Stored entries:

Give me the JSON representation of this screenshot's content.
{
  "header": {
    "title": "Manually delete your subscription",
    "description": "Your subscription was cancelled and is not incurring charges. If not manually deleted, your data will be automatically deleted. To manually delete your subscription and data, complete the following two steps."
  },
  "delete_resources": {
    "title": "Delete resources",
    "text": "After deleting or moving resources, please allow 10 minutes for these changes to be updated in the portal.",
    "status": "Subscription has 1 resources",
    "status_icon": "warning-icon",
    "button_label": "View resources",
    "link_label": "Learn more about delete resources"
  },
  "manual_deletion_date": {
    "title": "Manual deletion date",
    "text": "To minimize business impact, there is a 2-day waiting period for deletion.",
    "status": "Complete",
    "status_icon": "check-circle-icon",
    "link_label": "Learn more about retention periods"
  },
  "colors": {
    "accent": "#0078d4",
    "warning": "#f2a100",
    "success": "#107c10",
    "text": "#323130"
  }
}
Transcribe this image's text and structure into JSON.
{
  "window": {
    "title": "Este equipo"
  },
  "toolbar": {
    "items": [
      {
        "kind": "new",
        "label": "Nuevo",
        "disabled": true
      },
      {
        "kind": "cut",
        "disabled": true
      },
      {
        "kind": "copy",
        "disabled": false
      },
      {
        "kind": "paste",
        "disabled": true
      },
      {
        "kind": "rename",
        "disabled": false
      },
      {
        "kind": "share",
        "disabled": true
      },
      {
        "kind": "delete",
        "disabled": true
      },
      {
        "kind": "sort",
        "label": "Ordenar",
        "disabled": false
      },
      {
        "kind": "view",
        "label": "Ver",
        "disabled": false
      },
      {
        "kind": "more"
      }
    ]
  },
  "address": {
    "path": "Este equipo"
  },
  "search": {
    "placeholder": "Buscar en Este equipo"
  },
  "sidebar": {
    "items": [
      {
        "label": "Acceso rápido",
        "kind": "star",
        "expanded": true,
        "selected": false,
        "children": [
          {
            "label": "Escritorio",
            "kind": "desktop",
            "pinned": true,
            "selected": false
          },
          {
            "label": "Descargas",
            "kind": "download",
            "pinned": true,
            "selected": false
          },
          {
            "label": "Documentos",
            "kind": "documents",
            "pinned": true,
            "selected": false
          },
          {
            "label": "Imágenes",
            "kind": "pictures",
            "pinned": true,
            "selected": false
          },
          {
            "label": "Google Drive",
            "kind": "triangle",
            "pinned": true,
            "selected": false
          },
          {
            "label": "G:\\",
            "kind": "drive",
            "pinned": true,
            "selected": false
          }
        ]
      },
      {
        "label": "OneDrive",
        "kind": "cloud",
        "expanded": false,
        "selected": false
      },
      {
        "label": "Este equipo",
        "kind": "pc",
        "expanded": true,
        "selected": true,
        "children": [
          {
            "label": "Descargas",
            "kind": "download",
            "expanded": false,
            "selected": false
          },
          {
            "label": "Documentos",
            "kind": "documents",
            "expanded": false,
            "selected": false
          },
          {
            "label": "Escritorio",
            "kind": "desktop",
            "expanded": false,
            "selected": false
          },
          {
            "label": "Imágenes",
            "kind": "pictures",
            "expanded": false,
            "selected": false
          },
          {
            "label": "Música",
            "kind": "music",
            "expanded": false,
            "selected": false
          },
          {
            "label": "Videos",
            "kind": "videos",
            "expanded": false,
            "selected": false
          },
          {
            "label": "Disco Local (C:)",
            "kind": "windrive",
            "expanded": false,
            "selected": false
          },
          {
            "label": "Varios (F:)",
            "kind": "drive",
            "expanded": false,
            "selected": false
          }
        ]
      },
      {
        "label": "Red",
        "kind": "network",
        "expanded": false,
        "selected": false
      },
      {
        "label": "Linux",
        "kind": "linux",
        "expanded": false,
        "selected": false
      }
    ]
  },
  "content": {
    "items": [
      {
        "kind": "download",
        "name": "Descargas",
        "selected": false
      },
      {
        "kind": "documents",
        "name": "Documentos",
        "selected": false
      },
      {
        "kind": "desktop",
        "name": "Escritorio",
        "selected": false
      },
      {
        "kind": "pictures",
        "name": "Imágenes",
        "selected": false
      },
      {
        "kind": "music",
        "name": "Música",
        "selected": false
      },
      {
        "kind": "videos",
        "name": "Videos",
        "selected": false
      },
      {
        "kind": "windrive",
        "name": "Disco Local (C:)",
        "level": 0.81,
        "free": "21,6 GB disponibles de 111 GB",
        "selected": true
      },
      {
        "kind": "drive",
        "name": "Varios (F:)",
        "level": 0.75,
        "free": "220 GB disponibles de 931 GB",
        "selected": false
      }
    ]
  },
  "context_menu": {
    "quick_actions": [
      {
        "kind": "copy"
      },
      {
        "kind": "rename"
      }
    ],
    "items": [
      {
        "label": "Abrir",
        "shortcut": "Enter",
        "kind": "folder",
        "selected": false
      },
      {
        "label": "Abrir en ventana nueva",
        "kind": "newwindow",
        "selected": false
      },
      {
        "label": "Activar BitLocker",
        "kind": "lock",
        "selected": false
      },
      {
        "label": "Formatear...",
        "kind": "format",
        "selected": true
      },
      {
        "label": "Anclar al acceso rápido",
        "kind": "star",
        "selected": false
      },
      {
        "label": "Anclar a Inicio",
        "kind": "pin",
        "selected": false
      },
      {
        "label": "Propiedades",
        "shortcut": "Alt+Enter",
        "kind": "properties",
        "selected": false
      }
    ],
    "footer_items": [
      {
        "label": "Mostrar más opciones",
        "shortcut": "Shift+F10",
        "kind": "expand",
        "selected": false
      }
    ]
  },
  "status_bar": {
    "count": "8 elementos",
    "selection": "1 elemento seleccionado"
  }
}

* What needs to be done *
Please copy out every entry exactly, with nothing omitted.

* Problem solution *
Give me the JSON representation of this screenshot's content.
{
  "header": {
    "title": "Manually delete your subscription",
    "description": "Your subscription was cancelled and is not incurring charges. If not manually deleted, your data will be automatically deleted. To manually delete your subscription and data, complete the following two steps."
  },
  "delete_resources": {
    "title": "Delete resources",
    "text": "After deleting or moving resources, please allow 10 minutes for these changes to be updated in the portal.",
    "status": "Subscription has 1 resources",
    "status_icon": "warning-icon",
    "button_label": "View resources",
    "link_label": "Learn more about delete resources"
  },
  "manual_deletion_date": {
    "title": "Manual deletion date",
    "text": "To minimize business impact, there is a 2-day waiting period for deletion.",
    "status": "Complete",
    "status_icon": "check-circle-icon",
    "link_label": "Learn more about retention periods"
  },
  "colors": {
    "accent": "#0078d4",
    "warning": "#f2a100",
    "success": "#107c10",
    "text": "#323130"
  }
}
Transcribe this image's text and structure into JSON.
{
  "window": {
    "title": "Este equipo"
  },
  "toolbar": {
    "items": [
      {
        "kind": "new",
        "label": "Nuevo",
        "disabled": true
      },
      {
        "kind": "cut",
        "disabled": true
      },
      {
        "kind": "copy",
        "disabled": false
      },
      {
        "kind": "paste",
        "disabled": true
      },
      {
        "kind": "rename",
        "disabled": false
      },
      {
        "kind": "share",
        "disabled": true
      },
      {
        "kind": "delete",
        "disabled": true
      },
      {
        "kind": "sort",
        "label": "Ordenar",
        "disabled": false
      },
      {
        "kind": "view",
        "label": "Ver",
        "disabled": false
      },
      {
        "kind": "more"
      }
    ]
  },
  "address": {
    "path": "Este equipo"
  },
  "search": {
    "placeholder": "Buscar en Este equipo"
  },
  "sidebar": {
    "items": [
      {
        "label": "Acceso rápido",
        "kind": "star",
        "expanded": true,
        "selected": false,
        "children": [
          {
            "label": "Escritorio",
            "kind": "desktop",
            "pinned": true,
            "selected": false
          },
          {
            "label": "Descargas",
            "kind": "download",
            "pinned": true,
            "selected": false
          },
          {
            "label": "Documentos",
            "kind": "documents",
            "pinned": true,
            "selected": false
          },
          {
            "label": "Imágenes",
            "kind": "pictures",
            "pinned": true,
            "selected": false
          },
          {
            "label": "Google Drive",
            "kind": "triangle",
            "pinned": true,
            "selected": false
          },
          {
            "label": "G:\\",
            "kind": "drive",
            "pinned": true,
            "selected": false
          }
        ]
      },
      {
        "label": "OneDrive",
        "kind": "cloud",
        "expanded": false,
        "selected": false
      },
      {
        "label": "Este equipo",
        "kind": "pc",
        "expanded": true,
        "selected": true,
        "children": [
          {
            "label": "Descargas",
            "kind": "download",
            "expanded": false,
            "selected": false
          },
          {
            "label": "Documentos",
            "kind": "documents",
            "expanded": false,
            "selected": false
          },
          {
            "label": "Escritorio",
            "kind": "desktop",
            "expanded": false,
            "selected": false
          },
          {
            "label": "Imágenes",
            "kind": "pictures",
            "expanded": false,
            "selected": false
          },
          {
            "label": "Música",
            "kind": "music",
            "expanded": false,
            "selected": false
          },
          {
            "label": "Videos",
            "kind": "videos",
            "expanded": false,
            "selected": false
          },
          {
            "label": "Disco Local (C:)",
            "kind": "windrive",
            "expanded": false,
            "selected": false
          },
          {
            "label": "Varios (F:)",
            "kind": "drive",
            "expanded": false,
            "selected": false
          }
        ]
      },
      {
        "label": "Red",
        "kind": "network",
        "expanded": false,
        "selected": false
      },
      {
        "label": "Linux",
        "kind": "linux",
        "expanded": false,
        "selected": false
      }
    ]
  },
  "content": {
    "items": [
      {
        "kind": "download",
        "name": "Descargas",
        "selected": false
      },
      {
        "kind": "documents",
        "name": "Documentos",
        "selected": false
      },
      {
        "kind": "desktop",
        "name": "Escritorio",
        "selected": false
      },
      {
        "kind": "pictures",
        "name": "Imágenes",
        "selected": false
      },
      {
        "kind": "music",
        "name": "Música",
        "selected": false
      },
      {
        "kind": "videos",
        "name": "Videos",
        "selected": false
      },
      {
        "kind": "windrive",
        "name": "Disco Local (C:)",
        "level": 0.81,
        "free": "21,6 GB disponibles de 111 GB",
        "selected": true
      },
      {
        "kind": "drive",
        "name": "Varios (F:)",
        "level": 0.75,
        "free": "220 GB disponibles de 931 GB",
        "selected": false
      }
    ]
  },
  "context_menu": {
    "quick_actions": [
      {
        "kind": "copy"
      },
      {
        "kind": "rename"
      }
    ],
    "items": [
      {
        "label": "Abrir",
        "shortcut": "Enter",
        "kind": "folder",
        "selected": false
      },
      {
        "label": "Abrir en ventana nueva",
        "kind": "newwindow",
        "selected": false
      },
      {
        "label": "Activar BitLocker",
        "kind": "lock",
        "selected": false
      },
      {
        "label": "Formatear...",
        "kind": "format",
        "selected": true
      },
      {
        "label": "Anclar al acceso rápido",
        "kind": "star",
        "selected": false
      },
      {
        "label": "Anclar a Inicio",
        "kind": "pin",
        "selected": false
      },
      {
        "label": "Propiedades",
        "shortcut": "Alt+Enter",
        "kind": "properties",
        "selected": false
      }
    ],
    "footer_items": [
      {
        "label": "Mostrar más opciones",
        "shortcut": "Shift+F10",
        "kind": "expand",
        "selected": false
      }
    ]
  },
  "status_bar": {
    "count": "8 elementos",
    "selection": "1 elemento seleccionado"
  }
}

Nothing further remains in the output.